** Opening SUPPLIED DATA block **
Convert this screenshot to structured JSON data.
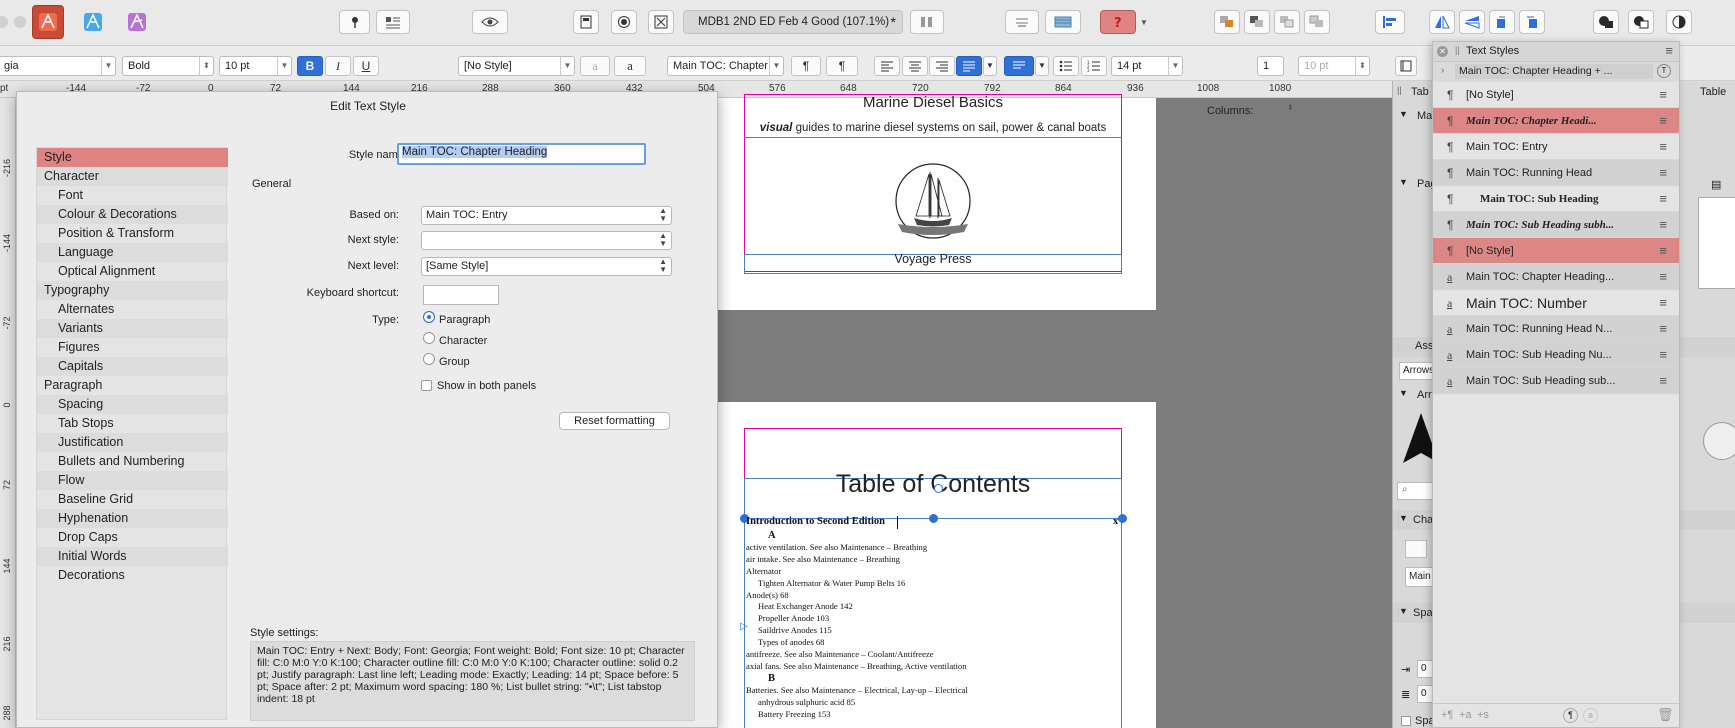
{
  "document": {
    "tab_title": "MDB1  2ND ED Feb 4 Good (107.1%)",
    "tab_mark": "*"
  },
  "context": {
    "font_name": "gia",
    "font_weight": "Bold",
    "font_size": "10 pt",
    "bold": "B",
    "italic": "I",
    "underline": "U",
    "char_style": "[No Style]",
    "char_a": "a",
    "para_style": "Main TOC: Chapter",
    "pilcrow": "¶",
    "leading": "14 pt",
    "columns_label": "Columns:",
    "columns": "1",
    "gutter": "10 pt"
  },
  "ruler": {
    "labels": [
      "pt",
      "-144",
      "-72",
      "0",
      "72",
      "144",
      "216",
      "288",
      "360",
      "432",
      "504",
      "576",
      "648",
      "720",
      "792",
      "864",
      "936",
      "1008",
      "1080"
    ]
  },
  "vruler": {
    "labels": [
      "-216",
      "-144",
      "-72",
      "0",
      "72",
      "144",
      "216",
      "288"
    ]
  },
  "dialog": {
    "title": "Edit Text Style",
    "style_name_label": "Style name:",
    "style_name": "Main TOC: Chapter Heading",
    "general": "General",
    "based_on_label": "Based on:",
    "based_on": "Main TOC: Entry",
    "next_style_label": "Next style:",
    "next_style": "",
    "next_level_label": "Next level:",
    "next_level": "[Same Style]",
    "shortcut_label": "Keyboard shortcut:",
    "type_label": "Type:",
    "type_options": [
      "Paragraph",
      "Character",
      "Group"
    ],
    "show_both": "Show in both panels",
    "reset": "Reset formatting",
    "settings_label": "Style settings:",
    "settings_text": "Main TOC: Entry + Next: Body; Font: Georgia; Font weight: Bold; Font size: 10 pt; Character fill: C:0 M:0 Y:0 K:100; Character outline fill: C:0 M:0 Y:0 K:100; Character outline: solid 0.2 pt; Justify paragraph: Last line left; Leading mode: Exactly; Leading: 14 pt; Space before: 5 pt; Space after: 2 pt; Maximum word spacing: 180 %; List bullet string: \"•\\t\"; List tabstop indent: 18 pt",
    "nav": [
      {
        "label": "Style",
        "sub": false
      },
      {
        "label": "Character",
        "sub": false
      },
      {
        "label": "Font",
        "sub": true
      },
      {
        "label": "Colour & Decorations",
        "sub": true
      },
      {
        "label": "Position & Transform",
        "sub": true
      },
      {
        "label": "Language",
        "sub": true
      },
      {
        "label": "Optical Alignment",
        "sub": true
      },
      {
        "label": "Typography",
        "sub": false
      },
      {
        "label": "Alternates",
        "sub": true
      },
      {
        "label": "Variants",
        "sub": true
      },
      {
        "label": "Figures",
        "sub": true
      },
      {
        "label": "Capitals",
        "sub": true
      },
      {
        "label": "Paragraph",
        "sub": false
      },
      {
        "label": "Spacing",
        "sub": true
      },
      {
        "label": "Tab Stops",
        "sub": true
      },
      {
        "label": "Justification",
        "sub": true
      },
      {
        "label": "Bullets and Numbering",
        "sub": true
      },
      {
        "label": "Flow",
        "sub": true
      },
      {
        "label": "Baseline Grid",
        "sub": true
      },
      {
        "label": "Hyphenation",
        "sub": true
      },
      {
        "label": "Drop Caps",
        "sub": true
      },
      {
        "label": "Initial Words",
        "sub": true
      },
      {
        "label": "Decorations",
        "sub": true
      }
    ]
  },
  "canvas": {
    "page1_title": "Marine Diesel Basics",
    "page1_sub_em": "visual",
    "page1_sub": " guides to marine diesel systems on sail, power & canal boats",
    "page1_publisher": "Voyage Press",
    "toc_title": "Table of Contents",
    "toc_chapter": "Introduction to Second Edition",
    "toc_chapter_num": "x",
    "toc_lines": [
      {
        "text": "A",
        "indent": 24,
        "bold": true
      },
      {
        "text": "active ventilation. See also Maintenance – Breathing",
        "indent": 2,
        "bold": false
      },
      {
        "text": "air intake. See also Maintenance – Breathing",
        "indent": 2,
        "bold": false
      },
      {
        "text": "Alternator",
        "indent": 2,
        "bold": false
      },
      {
        "text": "Tighten Alternator & Water Pump Belts  16",
        "indent": 14,
        "bold": false
      },
      {
        "text": "Anode(s)  68",
        "indent": 2,
        "bold": false
      },
      {
        "text": "Heat Exchanger Anode  142",
        "indent": 14,
        "bold": false
      },
      {
        "text": "Propeller Anode  103",
        "indent": 14,
        "bold": false
      },
      {
        "text": "Saildrive Anodes  115",
        "indent": 14,
        "bold": false
      },
      {
        "text": "Types of anodes  68",
        "indent": 14,
        "bold": false
      },
      {
        "text": "antifreeze. See also Maintenance – Coolant/Antifreeze",
        "indent": 2,
        "bold": false
      },
      {
        "text": "axial fans. See also Maintenance – Breathing, Active ventilation",
        "indent": 2,
        "bold": false
      },
      {
        "text": "B",
        "indent": 24,
        "bold": true
      },
      {
        "text": "Batteries. See also Maintenance – Electrical,  Lay-up  –  Electrical",
        "indent": 2,
        "bold": false
      },
      {
        "text": "anhydrous sulphuric acid  85",
        "indent": 14,
        "bold": false
      },
      {
        "text": "Battery Freezing  153",
        "indent": 14,
        "bold": false
      }
    ]
  },
  "text_styles": {
    "tab": "Text Styles",
    "current": "Main TOC: Chapter Heading + ...",
    "items": [
      {
        "icon": "¶",
        "name": "[No Style]",
        "state": "normal",
        "fmt": "plain"
      },
      {
        "icon": "¶",
        "name": "Main TOC: Chapter Headi...",
        "state": "selected",
        "fmt": "bolditalic"
      },
      {
        "icon": "¶",
        "name": "Main TOC: Entry",
        "state": "normal",
        "fmt": "plain"
      },
      {
        "icon": "¶",
        "name": "Main TOC: Running Head",
        "state": "group",
        "fmt": "plain"
      },
      {
        "icon": "¶",
        "name": "Main TOC: Sub Heading",
        "state": "normal",
        "fmt": "indentbold"
      },
      {
        "icon": "¶",
        "name": "Main TOC: Sub Heading subh...",
        "state": "group",
        "fmt": "bolditalic"
      },
      {
        "icon": "¶",
        "name": "[No Style]",
        "state": "selected",
        "fmt": "plain"
      },
      {
        "icon": "a",
        "name": "Main TOC: Chapter Heading...",
        "state": "group",
        "fmt": "plain"
      },
      {
        "icon": "a",
        "name": "Main TOC: Number",
        "state": "normal",
        "fmt": "large"
      },
      {
        "icon": "a",
        "name": "Main TOC: Running Head  N...",
        "state": "group",
        "fmt": "plain"
      },
      {
        "icon": "a",
        "name": "Main TOC: Sub Heading Nu...",
        "state": "group",
        "fmt": "plain"
      },
      {
        "icon": "a",
        "name": "Main TOC: Sub Heading sub...",
        "state": "group",
        "fmt": "plain"
      }
    ]
  },
  "right_panel": {
    "tab_table": "Tab",
    "tab_table2": "Table",
    "masters": "Mas",
    "pages": "Pag",
    "assets": "Ass",
    "arrows": "Arrows",
    "arr": "Arr",
    "cha": "Cha",
    "main": "Main",
    "spa": "Spa",
    "spa2": "Spa",
    "zero1": "0",
    "zero2": "0"
  },
  "colors": {
    "selection": "#e08383",
    "accent_blue": "#2f6fd6",
    "frame_magenta": "#e000a0"
  }
}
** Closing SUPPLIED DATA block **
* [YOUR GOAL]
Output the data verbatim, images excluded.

* [THE COMPLETED TASK]
Convert this screenshot to structured JSON data.
{
  "document": {
    "tab_title": "MDB1  2ND ED Feb 4 Good (107.1%)",
    "tab_mark": "*"
  },
  "context": {
    "font_name": "gia",
    "font_weight": "Bold",
    "font_size": "10 pt",
    "bold": "B",
    "italic": "I",
    "underline": "U",
    "char_style": "[No Style]",
    "char_a": "a",
    "para_style": "Main TOC: Chapter",
    "pilcrow": "¶",
    "leading": "14 pt",
    "columns_label": "Columns:",
    "columns": "1",
    "gutter": "10 pt"
  },
  "ruler": {
    "labels": [
      "pt",
      "-144",
      "-72",
      "0",
      "72",
      "144",
      "216",
      "288",
      "360",
      "432",
      "504",
      "576",
      "648",
      "720",
      "792",
      "864",
      "936",
      "1008",
      "1080"
    ]
  },
  "vruler": {
    "labels": [
      "-216",
      "-144",
      "-72",
      "0",
      "72",
      "144",
      "216",
      "288"
    ]
  },
  "dialog": {
    "title": "Edit Text Style",
    "style_name_label": "Style name:",
    "style_name": "Main TOC: Chapter Heading",
    "general": "General",
    "based_on_label": "Based on:",
    "based_on": "Main TOC: Entry",
    "next_style_label": "Next style:",
    "next_style": "",
    "next_level_label": "Next level:",
    "next_level": "[Same Style]",
    "shortcut_label": "Keyboard shortcut:",
    "type_label": "Type:",
    "type_options": [
      "Paragraph",
      "Character",
      "Group"
    ],
    "show_both": "Show in both panels",
    "reset": "Reset formatting",
    "settings_label": "Style settings:",
    "settings_text": "Main TOC: Entry + Next: Body; Font: Georgia; Font weight: Bold; Font size: 10 pt; Character fill: C:0 M:0 Y:0 K:100; Character outline fill: C:0 M:0 Y:0 K:100; Character outline: solid 0.2 pt; Justify paragraph: Last line left; Leading mode: Exactly; Leading: 14 pt; Space before: 5 pt; Space after: 2 pt; Maximum word spacing: 180 %; List bullet string: \"•\\t\"; List tabstop indent: 18 pt",
    "nav": [
      {
        "label": "Style",
        "sub": false
      },
      {
        "label": "Character",
        "sub": false
      },
      {
        "label": "Font",
        "sub": true
      },
      {
        "label": "Colour & Decorations",
        "sub": true
      },
      {
        "label": "Position & Transform",
        "sub": true
      },
      {
        "label": "Language",
        "sub": true
      },
      {
        "label": "Optical Alignment",
        "sub": true
      },
      {
        "label": "Typography",
        "sub": false
      },
      {
        "label": "Alternates",
        "sub": true
      },
      {
        "label": "Variants",
        "sub": true
      },
      {
        "label": "Figures",
        "sub": true
      },
      {
        "label": "Capitals",
        "sub": true
      },
      {
        "label": "Paragraph",
        "sub": false
      },
      {
        "label": "Spacing",
        "sub": true
      },
      {
        "label": "Tab Stops",
        "sub": true
      },
      {
        "label": "Justification",
        "sub": true
      },
      {
        "label": "Bullets and Numbering",
        "sub": true
      },
      {
        "label": "Flow",
        "sub": true
      },
      {
        "label": "Baseline Grid",
        "sub": true
      },
      {
        "label": "Hyphenation",
        "sub": true
      },
      {
        "label": "Drop Caps",
        "sub": true
      },
      {
        "label": "Initial Words",
        "sub": true
      },
      {
        "label": "Decorations",
        "sub": true
      }
    ]
  },
  "canvas": {
    "page1_title": "Marine Diesel Basics",
    "page1_sub_em": "visual",
    "page1_sub": " guides to marine diesel systems on sail, power & canal boats",
    "page1_publisher": "Voyage Press",
    "toc_title": "Table of Contents",
    "toc_chapter": "Introduction to Second Edition",
    "toc_chapter_num": "x",
    "toc_lines": [
      {
        "text": "A",
        "indent": 24,
        "bold": true
      },
      {
        "text": "active ventilation. See also Maintenance – Breathing",
        "indent": 2,
        "bold": false
      },
      {
        "text": "air intake. See also Maintenance – Breathing",
        "indent": 2,
        "bold": false
      },
      {
        "text": "Alternator",
        "indent": 2,
        "bold": false
      },
      {
        "text": "Tighten Alternator & Water Pump Belts  16",
        "indent": 14,
        "bold": false
      },
      {
        "text": "Anode(s)  68",
        "indent": 2,
        "bold": false
      },
      {
        "text": "Heat Exchanger Anode  142",
        "indent": 14,
        "bold": false
      },
      {
        "text": "Propeller Anode  103",
        "indent": 14,
        "bold": false
      },
      {
        "text": "Saildrive Anodes  115",
        "indent": 14,
        "bold": false
      },
      {
        "text": "Types of anodes  68",
        "indent": 14,
        "bold": false
      },
      {
        "text": "antifreeze. See also Maintenance – Coolant/Antifreeze",
        "indent": 2,
        "bold": false
      },
      {
        "text": "axial fans. See also Maintenance – Breathing, Active ventilation",
        "indent": 2,
        "bold": false
      },
      {
        "text": "B",
        "indent": 24,
        "bold": true
      },
      {
        "text": "Batteries. See also Maintenance – Electrical,  Lay-up  –  Electrical",
        "indent": 2,
        "bold": false
      },
      {
        "text": "anhydrous sulphuric acid  85",
        "indent": 14,
        "bold": false
      },
      {
        "text": "Battery Freezing  153",
        "indent": 14,
        "bold": false
      }
    ]
  },
  "text_styles": {
    "tab": "Text Styles",
    "current": "Main TOC: Chapter Heading + ...",
    "items": [
      {
        "icon": "¶",
        "name": "[No Style]",
        "state": "normal",
        "fmt": "plain"
      },
      {
        "icon": "¶",
        "name": "Main TOC: Chapter Headi...",
        "state": "selected",
        "fmt": "bolditalic"
      },
      {
        "icon": "¶",
        "name": "Main TOC: Entry",
        "state": "normal",
        "fmt": "plain"
      },
      {
        "icon": "¶",
        "name": "Main TOC: Running Head",
        "state": "group",
        "fmt": "plain"
      },
      {
        "icon": "¶",
        "name": "Main TOC: Sub Heading",
        "state": "normal",
        "fmt": "indentbold"
      },
      {
        "icon": "¶",
        "name": "Main TOC: Sub Heading subh...",
        "state": "group",
        "fmt": "bolditalic"
      },
      {
        "icon": "¶",
        "name": "[No Style]",
        "state": "selected",
        "fmt": "plain"
      },
      {
        "icon": "a",
        "name": "Main TOC: Chapter Heading...",
        "state": "group",
        "fmt": "plain"
      },
      {
        "icon": "a",
        "name": "Main TOC: Number",
        "state": "normal",
        "fmt": "large"
      },
      {
        "icon": "a",
        "name": "Main TOC: Running Head  N...",
        "state": "group",
        "fmt": "plain"
      },
      {
        "icon": "a",
        "name": "Main TOC: Sub Heading Nu...",
        "state": "group",
        "fmt": "plain"
      },
      {
        "icon": "a",
        "name": "Main TOC: Sub Heading sub...",
        "state": "group",
        "fmt": "plain"
      }
    ]
  },
  "right_panel": {
    "tab_table": "Tab",
    "tab_table2": "Table",
    "masters": "Mas",
    "pages": "Pag",
    "assets": "Ass",
    "arrows": "Arrows",
    "arr": "Arr",
    "cha": "Cha",
    "main": "Main",
    "spa": "Spa",
    "spa2": "Spa",
    "zero1": "0",
    "zero2": "0"
  },
  "colors": {
    "selection": "#e08383",
    "accent_blue": "#2f6fd6",
    "frame_magenta": "#e000a0"
  }
}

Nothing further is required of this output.